As the effects of COVID-19 worsen the mental health of those in our communities, the County Commissioners Association of Pennsylvania (CCAP) is reiterating its previously announced top legislative priority for 2020, calling for a sustainable investment in mental health community base funding from the General Assembly and Wolf Administration.
Community-based mental health services—such as community residential programs, family-based support, outpatient care and crisis intervention—are critical to the well-being of residents. Funding levels for county mental health services have direct impacts on whether these important community and family supports will be available, including expanded services, beds and diversions.
Jeff Snyder, CCAP president and Clinton County commissioner, noted, “No one could have imagined at that time just how much more critical those community-based mental health services would become in just a few months.

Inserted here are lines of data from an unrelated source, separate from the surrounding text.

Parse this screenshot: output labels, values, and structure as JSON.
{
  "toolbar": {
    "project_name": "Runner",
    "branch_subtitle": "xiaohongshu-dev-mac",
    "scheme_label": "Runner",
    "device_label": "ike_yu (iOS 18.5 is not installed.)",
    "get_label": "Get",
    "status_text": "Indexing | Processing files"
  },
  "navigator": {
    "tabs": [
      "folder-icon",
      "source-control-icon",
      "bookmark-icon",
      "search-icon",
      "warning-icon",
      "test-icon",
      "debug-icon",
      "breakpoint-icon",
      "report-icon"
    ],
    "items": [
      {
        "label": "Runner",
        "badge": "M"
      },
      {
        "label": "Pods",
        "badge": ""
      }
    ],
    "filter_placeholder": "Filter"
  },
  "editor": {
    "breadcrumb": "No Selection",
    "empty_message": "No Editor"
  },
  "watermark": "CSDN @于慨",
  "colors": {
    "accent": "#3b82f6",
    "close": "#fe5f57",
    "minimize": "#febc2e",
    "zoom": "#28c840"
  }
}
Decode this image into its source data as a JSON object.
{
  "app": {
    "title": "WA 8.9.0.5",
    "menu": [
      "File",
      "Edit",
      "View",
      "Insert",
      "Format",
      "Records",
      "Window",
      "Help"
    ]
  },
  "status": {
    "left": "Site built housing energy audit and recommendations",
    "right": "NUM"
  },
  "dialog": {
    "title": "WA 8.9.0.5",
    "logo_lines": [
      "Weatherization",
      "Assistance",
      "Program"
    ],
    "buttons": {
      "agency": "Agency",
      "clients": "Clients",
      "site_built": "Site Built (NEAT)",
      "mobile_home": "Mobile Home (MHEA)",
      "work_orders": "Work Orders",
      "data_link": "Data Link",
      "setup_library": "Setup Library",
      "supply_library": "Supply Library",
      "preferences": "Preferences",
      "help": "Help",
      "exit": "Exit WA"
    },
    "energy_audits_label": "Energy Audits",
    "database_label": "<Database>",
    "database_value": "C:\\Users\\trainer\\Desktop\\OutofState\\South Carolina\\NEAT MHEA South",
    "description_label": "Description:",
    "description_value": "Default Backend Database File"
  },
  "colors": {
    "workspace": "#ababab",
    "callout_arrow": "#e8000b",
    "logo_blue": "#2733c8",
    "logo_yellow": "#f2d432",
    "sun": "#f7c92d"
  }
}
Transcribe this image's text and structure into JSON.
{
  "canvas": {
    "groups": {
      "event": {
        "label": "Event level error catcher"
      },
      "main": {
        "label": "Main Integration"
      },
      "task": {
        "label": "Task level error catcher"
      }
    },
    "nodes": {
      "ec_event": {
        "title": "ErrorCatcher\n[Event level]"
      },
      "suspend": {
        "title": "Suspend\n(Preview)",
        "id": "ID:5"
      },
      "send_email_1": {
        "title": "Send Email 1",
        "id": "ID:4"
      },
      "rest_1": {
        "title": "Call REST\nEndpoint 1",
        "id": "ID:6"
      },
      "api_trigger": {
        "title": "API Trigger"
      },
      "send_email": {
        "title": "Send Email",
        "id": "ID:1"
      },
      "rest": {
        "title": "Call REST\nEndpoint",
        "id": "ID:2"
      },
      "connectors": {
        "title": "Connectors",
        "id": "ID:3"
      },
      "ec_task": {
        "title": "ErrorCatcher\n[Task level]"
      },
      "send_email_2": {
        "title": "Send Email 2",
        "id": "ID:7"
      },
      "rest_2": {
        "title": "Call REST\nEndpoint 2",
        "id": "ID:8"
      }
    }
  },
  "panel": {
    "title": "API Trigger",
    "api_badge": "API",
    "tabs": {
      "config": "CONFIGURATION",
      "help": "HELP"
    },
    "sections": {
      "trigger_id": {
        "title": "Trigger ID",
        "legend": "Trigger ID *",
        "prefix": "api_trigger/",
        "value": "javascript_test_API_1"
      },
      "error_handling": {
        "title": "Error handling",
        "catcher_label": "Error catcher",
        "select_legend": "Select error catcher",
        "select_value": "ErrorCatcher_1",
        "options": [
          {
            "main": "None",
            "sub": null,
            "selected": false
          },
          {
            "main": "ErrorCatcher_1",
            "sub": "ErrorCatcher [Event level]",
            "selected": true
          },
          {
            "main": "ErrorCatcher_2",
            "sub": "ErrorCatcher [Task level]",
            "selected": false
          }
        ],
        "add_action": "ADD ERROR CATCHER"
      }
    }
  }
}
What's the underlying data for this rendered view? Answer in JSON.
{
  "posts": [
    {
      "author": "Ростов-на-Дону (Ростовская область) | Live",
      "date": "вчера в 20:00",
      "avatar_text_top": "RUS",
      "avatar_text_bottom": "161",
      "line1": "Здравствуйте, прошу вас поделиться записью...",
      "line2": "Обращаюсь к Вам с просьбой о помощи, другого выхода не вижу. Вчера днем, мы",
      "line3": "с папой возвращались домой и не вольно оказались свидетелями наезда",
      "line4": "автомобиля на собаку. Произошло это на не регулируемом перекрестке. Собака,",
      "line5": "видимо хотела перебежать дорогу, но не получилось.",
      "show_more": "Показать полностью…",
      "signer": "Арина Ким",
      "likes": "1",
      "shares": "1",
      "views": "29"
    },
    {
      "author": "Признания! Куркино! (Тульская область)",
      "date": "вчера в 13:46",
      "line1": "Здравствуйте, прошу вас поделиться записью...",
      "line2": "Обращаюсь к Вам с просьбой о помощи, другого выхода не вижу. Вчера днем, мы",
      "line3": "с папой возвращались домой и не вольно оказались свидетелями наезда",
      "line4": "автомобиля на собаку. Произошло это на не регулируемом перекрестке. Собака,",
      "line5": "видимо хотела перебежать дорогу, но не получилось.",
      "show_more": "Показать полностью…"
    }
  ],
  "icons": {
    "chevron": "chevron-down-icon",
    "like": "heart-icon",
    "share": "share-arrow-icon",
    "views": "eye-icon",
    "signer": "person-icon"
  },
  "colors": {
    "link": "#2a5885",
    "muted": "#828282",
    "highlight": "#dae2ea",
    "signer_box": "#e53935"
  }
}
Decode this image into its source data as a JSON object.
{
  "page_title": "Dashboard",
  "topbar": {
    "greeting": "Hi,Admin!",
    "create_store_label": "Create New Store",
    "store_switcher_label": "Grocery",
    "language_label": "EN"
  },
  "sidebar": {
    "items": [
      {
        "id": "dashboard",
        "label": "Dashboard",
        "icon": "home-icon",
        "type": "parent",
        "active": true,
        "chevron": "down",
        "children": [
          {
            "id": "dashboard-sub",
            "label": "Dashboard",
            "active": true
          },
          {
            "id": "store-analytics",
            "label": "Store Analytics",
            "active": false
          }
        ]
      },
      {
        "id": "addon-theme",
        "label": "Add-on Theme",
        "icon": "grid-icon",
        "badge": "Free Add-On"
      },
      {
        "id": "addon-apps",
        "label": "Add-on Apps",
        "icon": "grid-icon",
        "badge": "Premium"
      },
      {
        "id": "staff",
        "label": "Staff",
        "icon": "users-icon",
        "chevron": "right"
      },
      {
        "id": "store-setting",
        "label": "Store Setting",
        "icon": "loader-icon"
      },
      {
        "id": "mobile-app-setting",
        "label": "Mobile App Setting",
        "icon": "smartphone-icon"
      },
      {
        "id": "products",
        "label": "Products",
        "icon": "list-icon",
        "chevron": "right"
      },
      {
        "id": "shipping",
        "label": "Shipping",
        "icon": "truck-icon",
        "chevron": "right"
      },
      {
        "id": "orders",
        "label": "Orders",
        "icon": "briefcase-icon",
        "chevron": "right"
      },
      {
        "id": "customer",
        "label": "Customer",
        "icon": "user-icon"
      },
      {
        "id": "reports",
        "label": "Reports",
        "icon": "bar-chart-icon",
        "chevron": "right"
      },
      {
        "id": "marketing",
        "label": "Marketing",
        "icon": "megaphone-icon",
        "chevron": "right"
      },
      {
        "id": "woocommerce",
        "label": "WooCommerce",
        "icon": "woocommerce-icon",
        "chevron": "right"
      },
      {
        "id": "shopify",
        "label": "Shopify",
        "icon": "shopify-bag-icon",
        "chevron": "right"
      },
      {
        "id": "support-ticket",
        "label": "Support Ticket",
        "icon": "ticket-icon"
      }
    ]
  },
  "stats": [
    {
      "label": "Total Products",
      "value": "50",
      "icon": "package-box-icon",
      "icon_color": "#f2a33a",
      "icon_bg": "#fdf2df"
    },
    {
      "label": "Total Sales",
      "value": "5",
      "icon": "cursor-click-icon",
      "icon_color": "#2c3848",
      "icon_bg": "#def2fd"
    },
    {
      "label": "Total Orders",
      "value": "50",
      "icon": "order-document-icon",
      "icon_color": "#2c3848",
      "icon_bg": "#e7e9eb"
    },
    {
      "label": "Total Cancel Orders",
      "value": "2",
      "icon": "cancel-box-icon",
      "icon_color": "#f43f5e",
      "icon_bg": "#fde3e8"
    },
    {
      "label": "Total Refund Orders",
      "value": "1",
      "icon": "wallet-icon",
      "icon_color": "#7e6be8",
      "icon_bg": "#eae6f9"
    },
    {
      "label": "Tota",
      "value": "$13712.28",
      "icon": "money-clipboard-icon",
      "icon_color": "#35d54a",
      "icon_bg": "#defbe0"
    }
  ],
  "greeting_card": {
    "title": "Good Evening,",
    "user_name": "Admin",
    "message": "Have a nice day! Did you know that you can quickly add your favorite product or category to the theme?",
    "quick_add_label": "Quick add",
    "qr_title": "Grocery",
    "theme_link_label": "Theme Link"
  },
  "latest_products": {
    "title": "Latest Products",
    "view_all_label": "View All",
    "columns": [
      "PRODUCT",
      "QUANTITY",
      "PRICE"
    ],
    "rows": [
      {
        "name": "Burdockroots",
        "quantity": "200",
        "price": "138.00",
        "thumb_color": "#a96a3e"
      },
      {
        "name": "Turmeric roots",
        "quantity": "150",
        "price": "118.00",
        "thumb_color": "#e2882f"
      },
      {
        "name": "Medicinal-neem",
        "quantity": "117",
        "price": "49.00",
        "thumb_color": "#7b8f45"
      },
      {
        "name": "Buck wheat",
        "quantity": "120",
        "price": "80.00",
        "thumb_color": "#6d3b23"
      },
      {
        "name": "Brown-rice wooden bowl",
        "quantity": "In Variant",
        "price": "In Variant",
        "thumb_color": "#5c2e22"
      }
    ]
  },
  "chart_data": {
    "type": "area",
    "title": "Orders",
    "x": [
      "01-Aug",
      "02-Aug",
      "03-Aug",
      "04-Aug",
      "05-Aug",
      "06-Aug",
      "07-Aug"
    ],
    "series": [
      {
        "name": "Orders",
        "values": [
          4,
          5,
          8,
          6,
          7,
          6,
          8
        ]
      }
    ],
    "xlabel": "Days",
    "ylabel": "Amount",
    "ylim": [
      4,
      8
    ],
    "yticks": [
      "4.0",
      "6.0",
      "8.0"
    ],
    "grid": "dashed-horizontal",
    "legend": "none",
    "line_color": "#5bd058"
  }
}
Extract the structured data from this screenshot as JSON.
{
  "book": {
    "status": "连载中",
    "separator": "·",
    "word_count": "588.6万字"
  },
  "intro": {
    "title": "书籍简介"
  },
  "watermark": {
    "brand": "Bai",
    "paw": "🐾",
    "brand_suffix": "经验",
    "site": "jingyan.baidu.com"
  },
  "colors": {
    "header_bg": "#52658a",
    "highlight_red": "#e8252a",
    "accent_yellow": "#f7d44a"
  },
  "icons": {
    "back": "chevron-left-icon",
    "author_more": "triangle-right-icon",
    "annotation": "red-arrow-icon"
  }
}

The suffering of those in need has been multiplied as their previously normal routine has been uprooted by the coronavirus pandemic. Now, more than ever, a sustainable investment is needed in mental health community base funding so that counties can continue to provide services to strengthen and secure the social services safety net.”
Even before the pandemic, counties’ abilities to meet service needs had been compromised by stagnant funding over the past decade, at the same time that mandates, service needs and demands continued to increase.
Snyder continued, “While we understand that the state will be considering its own budget implications from unexpected revenue shortfalls, we must remember that the state and counties are partners in effectively maintaining healthy, safe and resilient communities. As we emerge from our stay-at-home order and the initial grip of COVID-19, more than ever, our citizens need close collaboration between the legislature, the administration and counties to properly address the mental health system as a whole.”